    Lyn – I think that failing to describe garderobes is partially a function of staying inside a character’s mind. A character living in ancient Rome isn’t going to think about the stench of the open sewers — they’re just part of her life. Only if she’s been someplace that doesn’t stink might she even begin to comment on it. (And I’m increasingly frustrated with aging characters who aren’t part-blind, aching, slow to wake up, etc…)

  • Ah, but one can show mundane activities while dealing with internal conflict/mulling over issues that have been plaguing them. Quite frequently, a thing that might relax a character (the eating of greasy, meat-laden chips) can be used to show a reader the interior struggle and final solution to a problem.

    Even in Faith’s works, one sits back with a soothing cup of tea to think. Perhaps that last sip…or crunch of chip…brings the realization to the answer they’ve been trying to uncover, but it happens.

    Just today, with me, in fact… ;)

    Quite frequently, habit is not about the external, but the internal. Deal with the internal while showing the external and you give both a hint of the habits of the character while giving the reader some internal struggle and possible solution.

  • So freaking late to the par-tay. Sorry! Mindy this is great. I catch so many of these things in my own writing, especially the *I wrenched my leg and yet I’m still running* stuff. I think it’s because (like Lyn and Daniel and others) I hurt and I want to be pain free. For me it is a subconscious longing that plays out in my writing, and I really have to work at removing it all.

    This post is very timely, Mindy. Thanks. (Looking back over my WIP…)

  • Razziecat

    Reality is the leading cause of stress… ;)
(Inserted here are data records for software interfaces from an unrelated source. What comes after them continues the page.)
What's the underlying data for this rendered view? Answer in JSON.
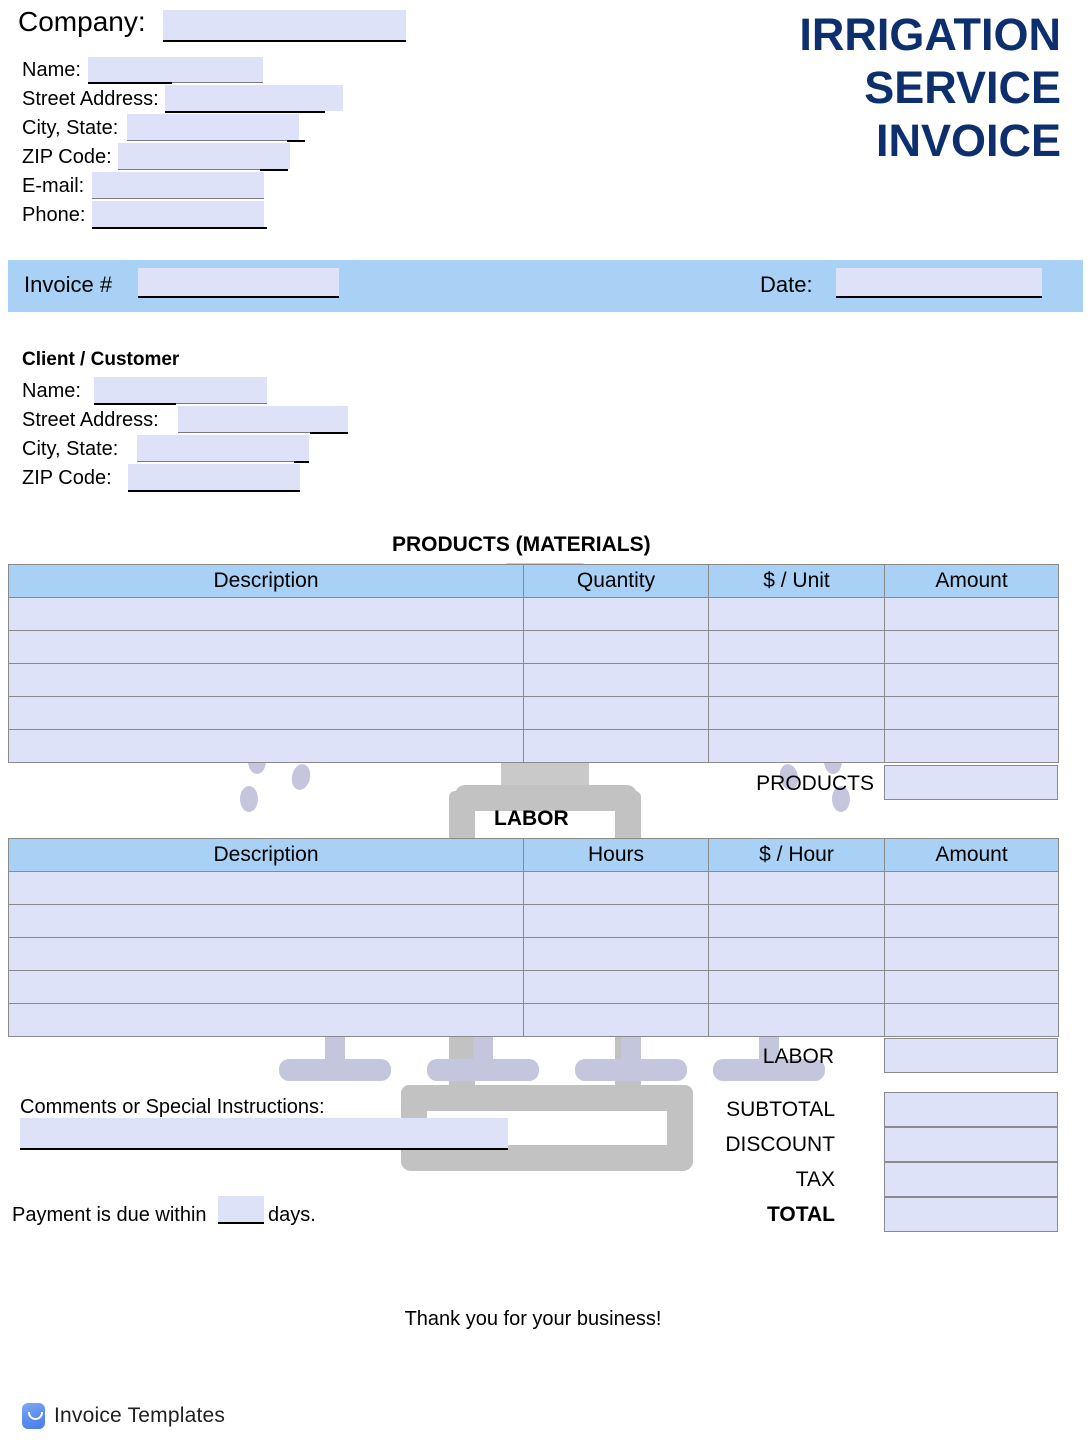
{
  "title": {
    "line1": "IRRIGATION",
    "line2": "SERVICE",
    "line3": "INVOICE"
  },
  "company": {
    "company_label": "Company:",
    "fields": [
      {
        "label": "Name:",
        "value": ""
      },
      {
        "label": "Street Address:",
        "value": ""
      },
      {
        "label": "City, State:",
        "value": ""
      },
      {
        "label": "ZIP Code:",
        "value": ""
      },
      {
        "label": "E-mail:",
        "value": ""
      },
      {
        "label": "Phone:",
        "value": ""
      }
    ]
  },
  "invoice_bar": {
    "invoice_number_label": "Invoice #",
    "invoice_number_value": "",
    "date_label": "Date:",
    "date_value": ""
  },
  "client": {
    "heading": "Client / Customer",
    "fields": [
      {
        "label": "Name:",
        "value": ""
      },
      {
        "label": "Street Address:",
        "value": ""
      },
      {
        "label": "City, State:",
        "value": ""
      },
      {
        "label": "ZIP Code:",
        "value": ""
      }
    ]
  },
  "products": {
    "section_title": "PRODUCTS (MATERIALS)",
    "columns": [
      "Description",
      "Quantity",
      "$ / Unit",
      "Amount"
    ],
    "rows": [
      [
        "",
        "",
        "",
        ""
      ],
      [
        "",
        "",
        "",
        ""
      ],
      [
        "",
        "",
        "",
        ""
      ],
      [
        "",
        "",
        "",
        ""
      ],
      [
        "",
        "",
        "",
        ""
      ]
    ],
    "total_label": "PRODUCTS",
    "total_value": ""
  },
  "labor": {
    "section_title": "LABOR",
    "columns": [
      "Description",
      "Hours",
      "$ / Hour",
      "Amount"
    ],
    "rows": [
      [
        "",
        "",
        "",
        ""
      ],
      [
        "",
        "",
        "",
        ""
      ],
      [
        "",
        "",
        "",
        ""
      ],
      [
        "",
        "",
        "",
        ""
      ],
      [
        "",
        "",
        "",
        ""
      ]
    ],
    "total_label": "LABOR",
    "total_value": ""
  },
  "summary": {
    "rows": [
      {
        "label": "SUBTOTAL",
        "value": ""
      },
      {
        "label": "DISCOUNT",
        "value": ""
      },
      {
        "label": "TAX",
        "value": ""
      },
      {
        "label": "TOTAL",
        "value": ""
      }
    ]
  },
  "comments": {
    "label": "Comments or Special Instructions:",
    "value": ""
  },
  "payment_terms": {
    "prefix": "Payment is due within",
    "days_value": "",
    "suffix": "days."
  },
  "footer": {
    "thanks": "Thank you for your business!",
    "brand": "Invoice Templates"
  },
  "colors": {
    "title_navy": "#0d2f6e",
    "bar_blue": "#a8d1f5",
    "field_fill": "#dee2f8",
    "watermark_gray": "#c6c6c6"
  }
}
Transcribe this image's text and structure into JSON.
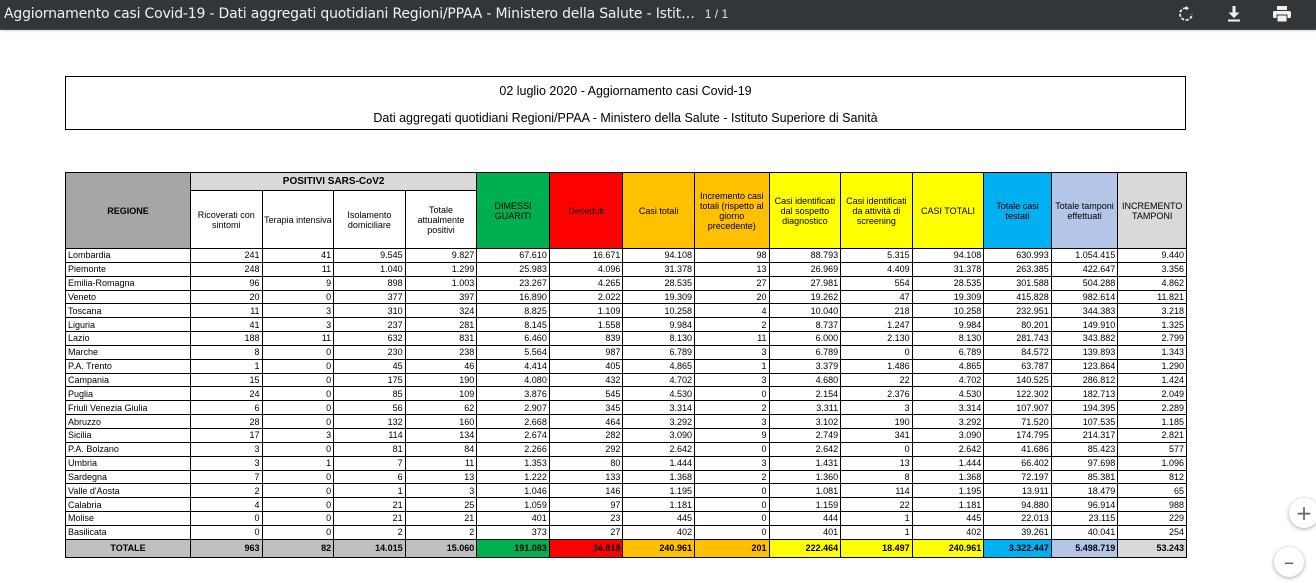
{
  "viewer": {
    "title": "Aggiornamento casi Covid-19 - Dati aggregati quotidiani Regioni/PPAA - Ministero della Salute - Istit…",
    "page_indicator": "1 / 1",
    "icons": [
      "rotate-icon",
      "download-icon",
      "print-icon"
    ],
    "zoom_in": "+",
    "zoom_out": "–"
  },
  "document": {
    "line1": "02 luglio 2020 - Aggiornamento casi Covid-19",
    "line2": "Dati aggregati quotidiani Regioni/PPAA - Ministero della Salute - Istituto Superiore di Sanità"
  },
  "table": {
    "region_header": "REGIONE",
    "group_header": "POSITIVI SARS-CoV2",
    "col_headers": [
      "Ricoverati con sintomi",
      "Terapia intensiva",
      "Isolamento domiciliare",
      "Totale attualmente positivi",
      "DIMESSI GUARITI",
      "Deceduti",
      "Casi totali",
      "Incremento casi totali (rispetto al giorno precedente)",
      "Casi identificati dal sospetto diagnostico",
      "Casi identificati da attività di screening",
      "CASI TOTALI",
      "Totale casi testati",
      "Totale tamponi effettuati",
      "INCREMENTO TAMPONI"
    ],
    "rows": [
      [
        "Lombardia",
        "241",
        "41",
        "9.545",
        "9.827",
        "67.610",
        "16.671",
        "94.108",
        "98",
        "88.793",
        "5.315",
        "94.108",
        "630.993",
        "1.054.415",
        "9.440"
      ],
      [
        "Piemonte",
        "248",
        "11",
        "1.040",
        "1.299",
        "25.983",
        "4.096",
        "31.378",
        "13",
        "26.969",
        "4.409",
        "31.378",
        "263.385",
        "422.647",
        "3.356"
      ],
      [
        "Emilia-Romagna",
        "96",
        "9",
        "898",
        "1.003",
        "23.267",
        "4.265",
        "28.535",
        "27",
        "27.981",
        "554",
        "28.535",
        "301.588",
        "504.288",
        "4.862"
      ],
      [
        "Veneto",
        "20",
        "0",
        "377",
        "397",
        "16.890",
        "2.022",
        "19.309",
        "20",
        "19.262",
        "47",
        "19.309",
        "415.828",
        "982.614",
        "11.821"
      ],
      [
        "Toscana",
        "11",
        "3",
        "310",
        "324",
        "8.825",
        "1.109",
        "10.258",
        "4",
        "10.040",
        "218",
        "10.258",
        "232.951",
        "344.383",
        "3.218"
      ],
      [
        "Liguria",
        "41",
        "3",
        "237",
        "281",
        "8.145",
        "1.558",
        "9.984",
        "2",
        "8.737",
        "1.247",
        "9.984",
        "80.201",
        "149.910",
        "1.325"
      ],
      [
        "Lazio",
        "188",
        "11",
        "632",
        "831",
        "6.460",
        "839",
        "8.130",
        "11",
        "6.000",
        "2.130",
        "8.130",
        "281.743",
        "343.882",
        "2.799"
      ],
      [
        "Marche",
        "8",
        "0",
        "230",
        "238",
        "5.564",
        "987",
        "6.789",
        "3",
        "6.789",
        "0",
        "6.789",
        "84.572",
        "139.893",
        "1.343"
      ],
      [
        "P.A. Trento",
        "1",
        "0",
        "45",
        "46",
        "4.414",
        "405",
        "4.865",
        "1",
        "3.379",
        "1.486",
        "4.865",
        "63.787",
        "123.864",
        "1.290"
      ],
      [
        "Campania",
        "15",
        "0",
        "175",
        "190",
        "4.080",
        "432",
        "4.702",
        "3",
        "4.680",
        "22",
        "4.702",
        "140.525",
        "286.812",
        "1.424"
      ],
      [
        "Puglia",
        "24",
        "0",
        "85",
        "109",
        "3.876",
        "545",
        "4.530",
        "0",
        "2.154",
        "2.376",
        "4.530",
        "122.302",
        "182.713",
        "2.049"
      ],
      [
        "Friuli Venezia Giulia",
        "6",
        "0",
        "56",
        "62",
        "2.907",
        "345",
        "3.314",
        "2",
        "3.311",
        "3",
        "3.314",
        "107.907",
        "194.395",
        "2.289"
      ],
      [
        "Abruzzo",
        "28",
        "0",
        "132",
        "160",
        "2.668",
        "464",
        "3.292",
        "3",
        "3.102",
        "190",
        "3.292",
        "71.520",
        "107.535",
        "1.185"
      ],
      [
        "Sicilia",
        "17",
        "3",
        "114",
        "134",
        "2.674",
        "282",
        "3.090",
        "9",
        "2.749",
        "341",
        "3.090",
        "174.795",
        "214.317",
        "2.821"
      ],
      [
        "P.A. Bolzano",
        "3",
        "0",
        "81",
        "84",
        "2.266",
        "292",
        "2.642",
        "0",
        "2.642",
        "0",
        "2.642",
        "41.686",
        "85.423",
        "577"
      ],
      [
        "Umbria",
        "3",
        "1",
        "7",
        "11",
        "1.353",
        "80",
        "1.444",
        "3",
        "1.431",
        "13",
        "1.444",
        "66.402",
        "97.698",
        "1.096"
      ],
      [
        "Sardegna",
        "7",
        "0",
        "6",
        "13",
        "1.222",
        "133",
        "1.368",
        "2",
        "1.360",
        "8",
        "1.368",
        "72.197",
        "85.381",
        "812"
      ],
      [
        "Valle d'Aosta",
        "2",
        "0",
        "1",
        "3",
        "1.046",
        "146",
        "1.195",
        "0",
        "1.081",
        "114",
        "1.195",
        "13.911",
        "18.479",
        "65"
      ],
      [
        "Calabria",
        "4",
        "0",
        "21",
        "25",
        "1.059",
        "97",
        "1.181",
        "0",
        "1.159",
        "22",
        "1.181",
        "94.880",
        "96.914",
        "988"
      ],
      [
        "Molise",
        "0",
        "0",
        "21",
        "21",
        "401",
        "23",
        "445",
        "0",
        "444",
        "1",
        "445",
        "22.013",
        "23.115",
        "229"
      ],
      [
        "Basilicata",
        "0",
        "0",
        "2",
        "2",
        "373",
        "27",
        "402",
        "0",
        "401",
        "1",
        "402",
        "39.261",
        "40.041",
        "254"
      ]
    ],
    "total": [
      "TOTALE",
      "963",
      "82",
      "14.015",
      "15.060",
      "191.083",
      "34.818",
      "240.961",
      "201",
      "222.464",
      "18.497",
      "240.961",
      "3.322.447",
      "5.498.719",
      "53.243"
    ]
  }
}
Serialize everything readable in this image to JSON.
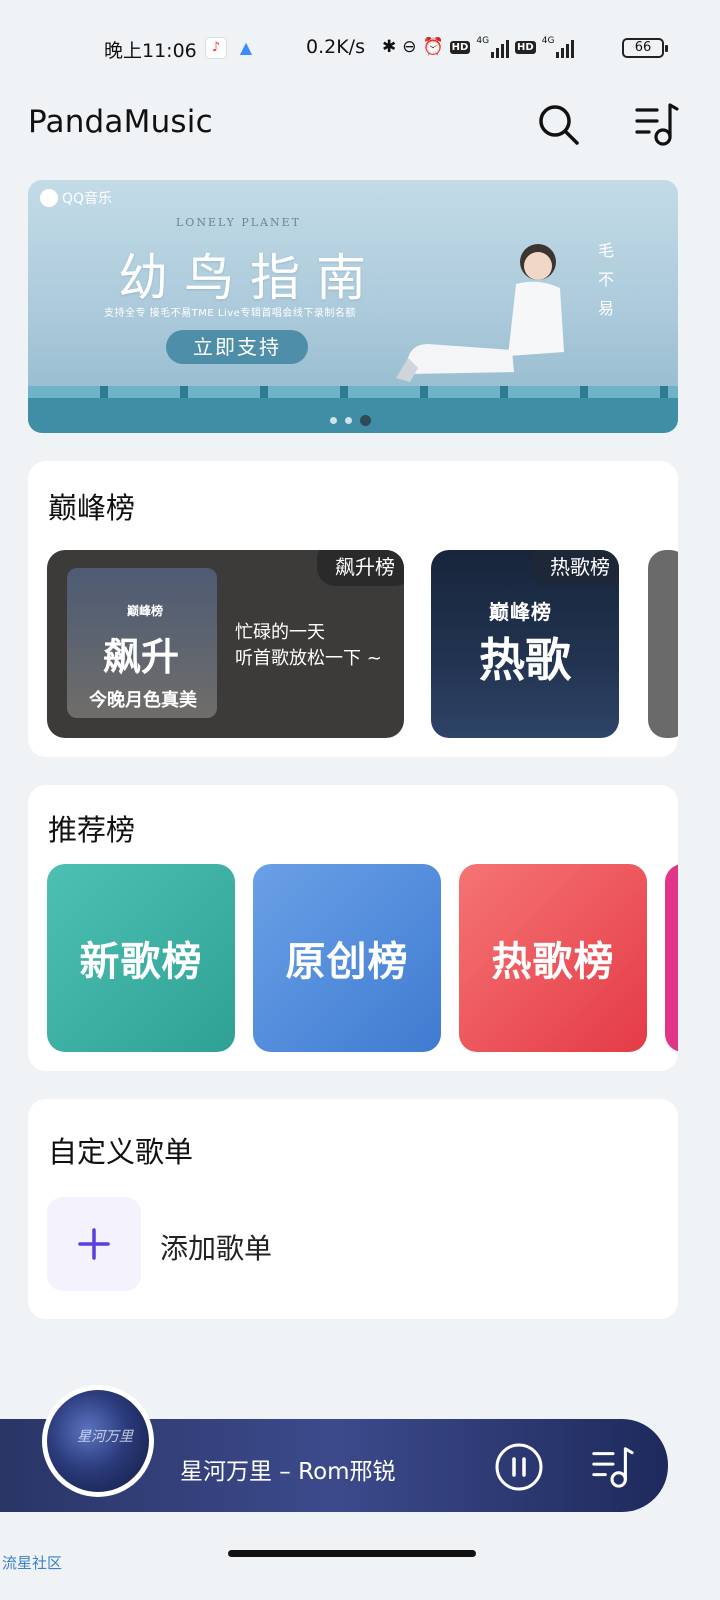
{
  "status_bar": {
    "time": "晚上11:06",
    "speed": "0.2K/s",
    "hd1": "HD",
    "net1": "4G",
    "hd2": "HD",
    "net2": "4G",
    "battery": "66"
  },
  "header": {
    "title": "PandaMusic",
    "search_icon": "search-icon",
    "queue_icon": "music-queue-icon"
  },
  "banner": {
    "logo": "QQ音乐",
    "subtitle_en": "LONELY PLANET",
    "title": "幼鸟指南",
    "description": "支持全专 接毛不易TME Live专辑首唱会线下录制名额",
    "cta": "立即支持",
    "side_text": "毛不易",
    "dots_count": 3,
    "active_dot": 2
  },
  "peak": {
    "title": "巅峰榜",
    "items": [
      {
        "tag": "飙升榜",
        "cover_small": "巅峰榜",
        "cover_big": "飙升",
        "cover_foot": "今晚月色真美",
        "desc_line1": "忙碌的一天",
        "desc_line2": "听首歌放松一下 ~"
      },
      {
        "tag": "热歌榜",
        "cover_small": "巅峰榜",
        "cover_big": "热歌"
      }
    ]
  },
  "recommend": {
    "title": "推荐榜",
    "items": [
      "新歌榜",
      "原创榜",
      "热歌榜"
    ]
  },
  "custom": {
    "title": "自定义歌单",
    "add_label": "添加歌单"
  },
  "player": {
    "song": "星河万里 – Rom邢锐",
    "art_text": "星河万里",
    "state": "playing"
  },
  "watermark": "流星社区"
}
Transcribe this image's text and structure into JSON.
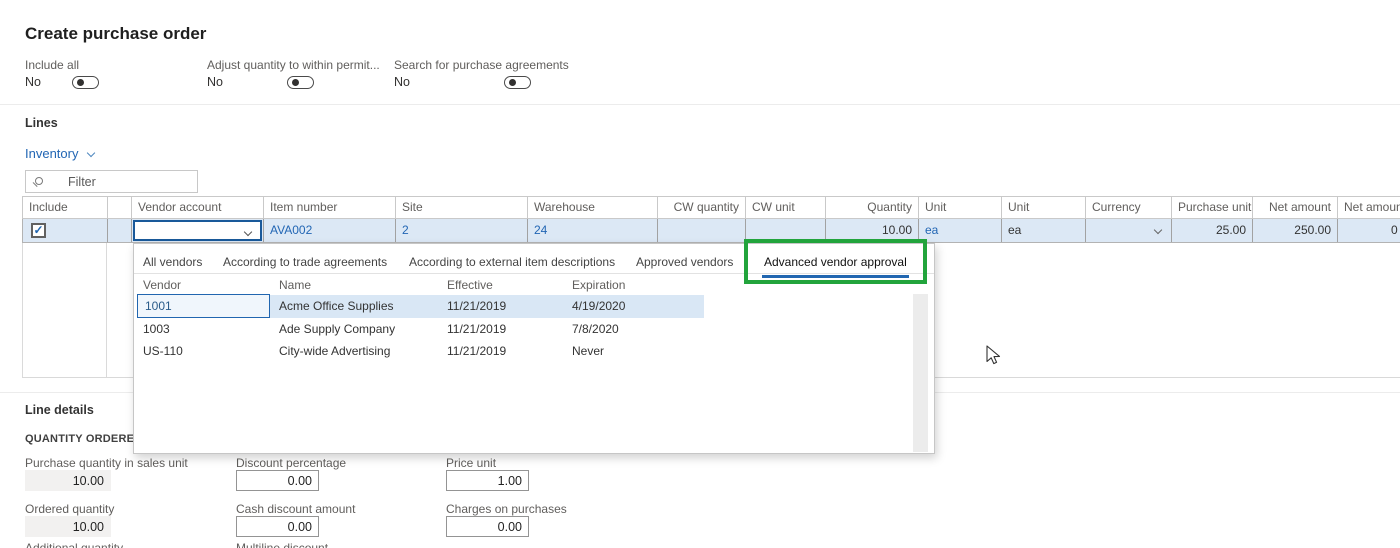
{
  "title": "Create purchase order",
  "colors": {
    "accent_blue": "#2266b4",
    "row_highlight": "#dce8f5",
    "annotation_green": "#22a43c"
  },
  "toggles": [
    {
      "label": "Include all",
      "value": "No"
    },
    {
      "label": "Adjust quantity to within permit...",
      "value": "No"
    },
    {
      "label": "Search for purchase agreements",
      "value": "No"
    }
  ],
  "lines_section": {
    "heading": "Lines",
    "view_selector": "Inventory",
    "filter_placeholder": "Filter"
  },
  "grid": {
    "columns": [
      "Include",
      "",
      "Vendor account",
      "Item number",
      "Site",
      "Warehouse",
      "CW quantity",
      "CW unit",
      "Quantity",
      "Unit",
      "Unit",
      "Currency",
      "Purchase unit...",
      "Net amount",
      "Net amount"
    ],
    "row": {
      "include_checked": "✓",
      "vendor_account": "",
      "item_number": "AVA002",
      "site": "2",
      "warehouse": "24",
      "cw_quantity": "",
      "cw_unit": "",
      "quantity": "10.00",
      "unit_inventory": "ea",
      "unit_purchase": "ea",
      "currency": "",
      "purchase_unit_price": "25.00",
      "net_amount": "250.00",
      "net_amount_2": "0"
    }
  },
  "vendor_popup": {
    "tabs": [
      {
        "label": "All vendors"
      },
      {
        "label": "According to trade agreements"
      },
      {
        "label": "According to external item descriptions"
      },
      {
        "label": "Approved vendors"
      },
      {
        "label": "Advanced vendor approval"
      }
    ],
    "active_tab": "Advanced vendor approval",
    "columns": [
      "Vendor",
      "Name",
      "Effective",
      "Expiration"
    ],
    "rows": [
      {
        "vendor": "1001",
        "name": "Acme Office Supplies",
        "effective": "11/21/2019",
        "expiration": "4/19/2020"
      },
      {
        "vendor": "1003",
        "name": "Ade Supply Company",
        "effective": "11/21/2019",
        "expiration": "7/8/2020"
      },
      {
        "vendor": "US-110",
        "name": "City-wide Advertising",
        "effective": "11/21/2019",
        "expiration": "Never"
      }
    ]
  },
  "line_details": {
    "heading": "Line details",
    "group_heading": "QUANTITY ORDERED IN",
    "fields": [
      {
        "label": "Purchase quantity in sales unit",
        "value": "10.00"
      },
      {
        "label": "Discount percentage",
        "value": "0.00"
      },
      {
        "label": "Price unit",
        "value": "1.00"
      },
      {
        "label": "Ordered quantity",
        "value": "10.00"
      },
      {
        "label": "Cash discount amount",
        "value": "0.00"
      },
      {
        "label": "Charges on purchases",
        "value": "0.00"
      }
    ],
    "clipped_partial_labels": [
      "Additional quantity",
      "Multiline discount"
    ]
  }
}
    I’ve found that I always feel much closer to a character, whether my own or someone else’s, when I experience, through the story, “real-life” physical details. Most authors, for example, skip over the fact that on a long journey, the humans, at least, are going to need to relieve themselves. While I don’t want to know about every instance of this, it’s good to note once or twice that the hero has to step aside into the woods now and then. And I find it pretty unrealistic that most women in fantasy can run off on a quest without worrying about that once-a-month inconvenience!

    Pain and disability is another element. One of my space opera characters has a lame leg from a badly-healed injury. I have to constantly keep this in mind when writing his story, factoring in when, and how much, it hinders his activities. It’s just a fact of life for him, so I don’t want to overdo it, but ignoring it wouldn’t be realistic either.

  • Reality is just sometimes so damned inconvenient, isn’t it? Your story reminded me of my next door neighbor who is a doctor. In medical school, he underwent an endoscopy without any drugs at all so that he would know what it was like for his patients. As a result, he now makes sure his patients are drugged to the gills and feel NOTHING of that going down their throat.

    One of the obvious choices to ignore is going to the bathroom, getting a period, and cleaning up after sex. Also, morning breath. Those only get attention when it’s very useful for whatever the author is doing–a laugh, or as in my The Black Ship, when my character couldn’t take off or put on his own pants, so has to have help every time he goes to the head. Can we say awkward?

    Personally I think there’s a lot of things I overlook or have to cut out because I over describe the reality and it just doesn’t contribute. oh, and if we had characters talk the way they do in real life, I might have to punch someone. We distill everything down to the best and most useful for the story. Readers bring the rest.